  • Loss-leader – an item sold at a price below its actual cost in order to attract new customers. This is a strategy used commonly by new businesses.
  • UPC (Universal Product Code) – a number code (or barcode) bar code that is specific for a product and used to track the item.
  • ROI (Return on Investment) – a ratio used to determine the profit made from merchandise. It is usually calculated as gross profit divided by total inventory value.

Think you’re ready to open the store? These retail terms are a must-read:

  • Case Packs – the packaging of the same item in specified quantities.
  • Pre-pack – the unit of shipment using size and color configuration of the merchandise.*

*INTERJECTION: Case packs and pre-pack sound pretty similar. So if you’re confused, here’s the difference: Case packs are the product units in specified quantities crated together to be shipped. On the other hand, pre-pack is the specific SKUs, sizes and color in quantities per pack. Got it? Great! Now let’s keep going with the last retail terms.

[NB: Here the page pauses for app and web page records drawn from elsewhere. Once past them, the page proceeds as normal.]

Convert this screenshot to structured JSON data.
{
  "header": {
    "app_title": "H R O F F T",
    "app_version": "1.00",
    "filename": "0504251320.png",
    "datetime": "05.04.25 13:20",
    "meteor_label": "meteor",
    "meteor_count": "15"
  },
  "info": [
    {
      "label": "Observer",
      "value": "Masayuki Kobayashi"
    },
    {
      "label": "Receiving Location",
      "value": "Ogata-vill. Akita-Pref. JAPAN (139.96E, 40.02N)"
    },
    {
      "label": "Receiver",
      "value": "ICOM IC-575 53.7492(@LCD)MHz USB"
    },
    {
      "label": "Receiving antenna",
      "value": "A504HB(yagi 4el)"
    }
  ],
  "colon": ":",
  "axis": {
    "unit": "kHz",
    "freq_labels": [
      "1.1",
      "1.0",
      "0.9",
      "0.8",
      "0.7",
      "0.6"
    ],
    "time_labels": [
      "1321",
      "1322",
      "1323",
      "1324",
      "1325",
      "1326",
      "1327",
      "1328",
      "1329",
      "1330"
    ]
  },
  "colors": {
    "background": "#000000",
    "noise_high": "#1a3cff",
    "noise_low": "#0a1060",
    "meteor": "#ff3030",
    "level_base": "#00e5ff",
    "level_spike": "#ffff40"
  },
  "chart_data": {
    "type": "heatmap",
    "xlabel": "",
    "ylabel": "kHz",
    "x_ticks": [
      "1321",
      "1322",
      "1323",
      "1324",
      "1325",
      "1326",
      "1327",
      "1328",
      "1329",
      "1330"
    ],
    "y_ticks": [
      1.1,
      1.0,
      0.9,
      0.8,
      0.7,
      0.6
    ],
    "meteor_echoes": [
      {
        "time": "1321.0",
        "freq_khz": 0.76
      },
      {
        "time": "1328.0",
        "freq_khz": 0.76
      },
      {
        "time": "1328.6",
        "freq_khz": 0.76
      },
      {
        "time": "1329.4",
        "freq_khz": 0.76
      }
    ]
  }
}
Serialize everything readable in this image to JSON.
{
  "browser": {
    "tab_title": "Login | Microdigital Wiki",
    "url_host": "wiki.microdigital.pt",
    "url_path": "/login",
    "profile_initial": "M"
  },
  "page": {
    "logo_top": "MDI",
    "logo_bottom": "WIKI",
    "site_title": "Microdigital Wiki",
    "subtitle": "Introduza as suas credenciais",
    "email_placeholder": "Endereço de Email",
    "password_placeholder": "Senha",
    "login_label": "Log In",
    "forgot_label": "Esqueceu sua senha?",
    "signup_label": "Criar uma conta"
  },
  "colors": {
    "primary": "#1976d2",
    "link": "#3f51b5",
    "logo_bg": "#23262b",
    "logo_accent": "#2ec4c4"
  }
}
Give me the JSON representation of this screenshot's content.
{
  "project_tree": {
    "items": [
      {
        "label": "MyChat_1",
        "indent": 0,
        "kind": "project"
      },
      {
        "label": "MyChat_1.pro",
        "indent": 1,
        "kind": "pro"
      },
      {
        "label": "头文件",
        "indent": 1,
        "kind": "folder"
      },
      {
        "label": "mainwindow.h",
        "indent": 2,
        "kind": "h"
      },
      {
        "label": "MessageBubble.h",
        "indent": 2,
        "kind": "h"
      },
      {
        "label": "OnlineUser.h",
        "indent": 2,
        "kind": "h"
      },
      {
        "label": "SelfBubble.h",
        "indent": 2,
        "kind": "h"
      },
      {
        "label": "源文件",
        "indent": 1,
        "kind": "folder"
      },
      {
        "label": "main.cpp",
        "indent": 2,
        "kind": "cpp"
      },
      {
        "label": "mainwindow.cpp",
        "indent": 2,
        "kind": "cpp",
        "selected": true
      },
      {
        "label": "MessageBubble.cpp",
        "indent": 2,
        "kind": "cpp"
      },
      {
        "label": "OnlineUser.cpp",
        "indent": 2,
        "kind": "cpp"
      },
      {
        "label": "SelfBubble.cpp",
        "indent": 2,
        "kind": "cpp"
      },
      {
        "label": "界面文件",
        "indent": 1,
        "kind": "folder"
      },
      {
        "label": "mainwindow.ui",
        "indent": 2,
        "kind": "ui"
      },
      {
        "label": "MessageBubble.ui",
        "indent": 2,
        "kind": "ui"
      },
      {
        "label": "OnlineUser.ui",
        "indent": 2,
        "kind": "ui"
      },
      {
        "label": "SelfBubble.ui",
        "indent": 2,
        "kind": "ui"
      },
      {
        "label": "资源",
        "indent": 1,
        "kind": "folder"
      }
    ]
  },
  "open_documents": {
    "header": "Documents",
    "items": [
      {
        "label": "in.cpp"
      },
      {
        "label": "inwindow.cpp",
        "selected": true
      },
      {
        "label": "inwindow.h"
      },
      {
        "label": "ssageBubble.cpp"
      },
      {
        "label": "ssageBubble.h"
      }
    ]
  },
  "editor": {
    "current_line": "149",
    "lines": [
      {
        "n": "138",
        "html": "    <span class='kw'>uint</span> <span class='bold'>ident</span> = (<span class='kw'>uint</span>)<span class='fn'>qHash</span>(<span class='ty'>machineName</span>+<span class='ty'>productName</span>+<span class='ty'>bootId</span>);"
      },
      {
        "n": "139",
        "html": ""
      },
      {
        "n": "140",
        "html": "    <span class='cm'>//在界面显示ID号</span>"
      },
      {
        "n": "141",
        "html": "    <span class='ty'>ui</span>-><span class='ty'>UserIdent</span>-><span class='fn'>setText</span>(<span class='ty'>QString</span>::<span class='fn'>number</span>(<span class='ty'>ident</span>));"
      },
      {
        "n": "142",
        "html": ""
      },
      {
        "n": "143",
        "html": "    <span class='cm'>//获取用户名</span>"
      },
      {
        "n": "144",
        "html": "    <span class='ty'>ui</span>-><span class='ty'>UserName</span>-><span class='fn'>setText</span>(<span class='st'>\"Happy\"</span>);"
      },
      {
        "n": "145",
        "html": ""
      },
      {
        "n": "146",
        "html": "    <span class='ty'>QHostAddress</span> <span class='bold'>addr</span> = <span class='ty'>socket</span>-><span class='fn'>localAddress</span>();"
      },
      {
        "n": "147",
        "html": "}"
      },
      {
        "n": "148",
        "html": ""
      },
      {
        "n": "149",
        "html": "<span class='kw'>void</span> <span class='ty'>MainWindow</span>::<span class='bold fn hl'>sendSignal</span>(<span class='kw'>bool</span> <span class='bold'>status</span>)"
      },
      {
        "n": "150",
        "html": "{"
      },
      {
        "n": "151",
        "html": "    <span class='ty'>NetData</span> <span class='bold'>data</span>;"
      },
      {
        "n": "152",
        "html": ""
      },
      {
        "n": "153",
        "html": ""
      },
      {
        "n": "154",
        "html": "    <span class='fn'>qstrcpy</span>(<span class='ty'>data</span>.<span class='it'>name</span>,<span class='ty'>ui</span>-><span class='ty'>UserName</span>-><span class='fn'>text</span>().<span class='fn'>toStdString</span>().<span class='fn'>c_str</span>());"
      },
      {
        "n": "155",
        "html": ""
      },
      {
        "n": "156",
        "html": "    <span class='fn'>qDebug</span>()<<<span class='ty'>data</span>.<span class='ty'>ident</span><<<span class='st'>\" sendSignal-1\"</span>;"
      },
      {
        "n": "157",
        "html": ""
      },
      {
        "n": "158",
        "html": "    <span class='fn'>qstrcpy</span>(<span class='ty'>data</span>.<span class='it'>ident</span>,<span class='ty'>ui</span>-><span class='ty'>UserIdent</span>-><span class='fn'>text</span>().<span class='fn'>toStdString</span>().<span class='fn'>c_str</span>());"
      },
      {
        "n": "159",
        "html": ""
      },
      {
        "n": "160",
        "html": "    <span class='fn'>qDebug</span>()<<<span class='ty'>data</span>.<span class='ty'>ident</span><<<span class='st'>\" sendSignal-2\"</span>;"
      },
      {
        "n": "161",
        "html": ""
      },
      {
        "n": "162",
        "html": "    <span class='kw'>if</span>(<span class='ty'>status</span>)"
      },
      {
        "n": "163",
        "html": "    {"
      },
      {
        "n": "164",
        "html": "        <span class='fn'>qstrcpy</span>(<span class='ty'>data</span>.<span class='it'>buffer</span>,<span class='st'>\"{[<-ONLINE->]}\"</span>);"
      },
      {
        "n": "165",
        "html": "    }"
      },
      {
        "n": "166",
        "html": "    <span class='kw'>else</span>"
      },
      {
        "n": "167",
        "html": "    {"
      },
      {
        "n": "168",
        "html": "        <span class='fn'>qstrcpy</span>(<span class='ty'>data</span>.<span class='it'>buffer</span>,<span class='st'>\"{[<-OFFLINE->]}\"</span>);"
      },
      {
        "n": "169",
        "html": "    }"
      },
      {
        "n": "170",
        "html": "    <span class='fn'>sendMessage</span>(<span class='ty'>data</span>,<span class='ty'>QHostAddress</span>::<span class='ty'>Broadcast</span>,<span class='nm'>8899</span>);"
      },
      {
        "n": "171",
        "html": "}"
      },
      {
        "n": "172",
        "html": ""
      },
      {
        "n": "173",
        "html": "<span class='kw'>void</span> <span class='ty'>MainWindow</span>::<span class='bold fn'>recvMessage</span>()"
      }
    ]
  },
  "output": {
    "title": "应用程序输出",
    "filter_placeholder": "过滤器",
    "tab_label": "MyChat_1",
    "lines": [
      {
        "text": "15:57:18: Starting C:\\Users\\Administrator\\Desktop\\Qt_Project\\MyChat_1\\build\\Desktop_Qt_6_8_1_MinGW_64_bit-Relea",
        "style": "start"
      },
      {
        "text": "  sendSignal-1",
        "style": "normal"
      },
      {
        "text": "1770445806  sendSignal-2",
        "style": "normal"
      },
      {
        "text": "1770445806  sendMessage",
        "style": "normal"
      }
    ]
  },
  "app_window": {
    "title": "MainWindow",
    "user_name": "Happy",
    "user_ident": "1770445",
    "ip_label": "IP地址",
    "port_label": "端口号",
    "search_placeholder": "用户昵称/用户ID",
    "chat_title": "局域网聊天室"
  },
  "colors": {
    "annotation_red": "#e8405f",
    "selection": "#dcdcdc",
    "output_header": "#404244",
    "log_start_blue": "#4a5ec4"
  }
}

  • Open-to-Buy – the budget allotted for purchasing new merchandise for retail stores. It is designed to help retailers not overspend and over-stock their store.
  • Margin (Gross Markup) – the profit that is made when an item is sold. It is calculated by taking the difference of the cost of the item and its actual selling price.
  • Inventory Turnover – the measure of times inventory is sold and replenished within a specific time period (usually a year). It is usually calculated by dividing the net sales by the average inventory.
  • EDI (Electronic Data Input) – the computer-generated orders and instructions that are placed by a retailer and sent to the manufacturer.
  • RFID (Radio Frequency Identification) – the method for tracking an SKU throughout a store using “electromagnetic fields embedded in “smart” tags attached to merchandise and read by electronic readers.

If you are still reading this, it means you’re ready to check out from retail terms 101! You got the 411 on the EDI, SKU, MSRP, and the rest. Now go take your knowledge and your new retail lingo to the stores… Happy shopping!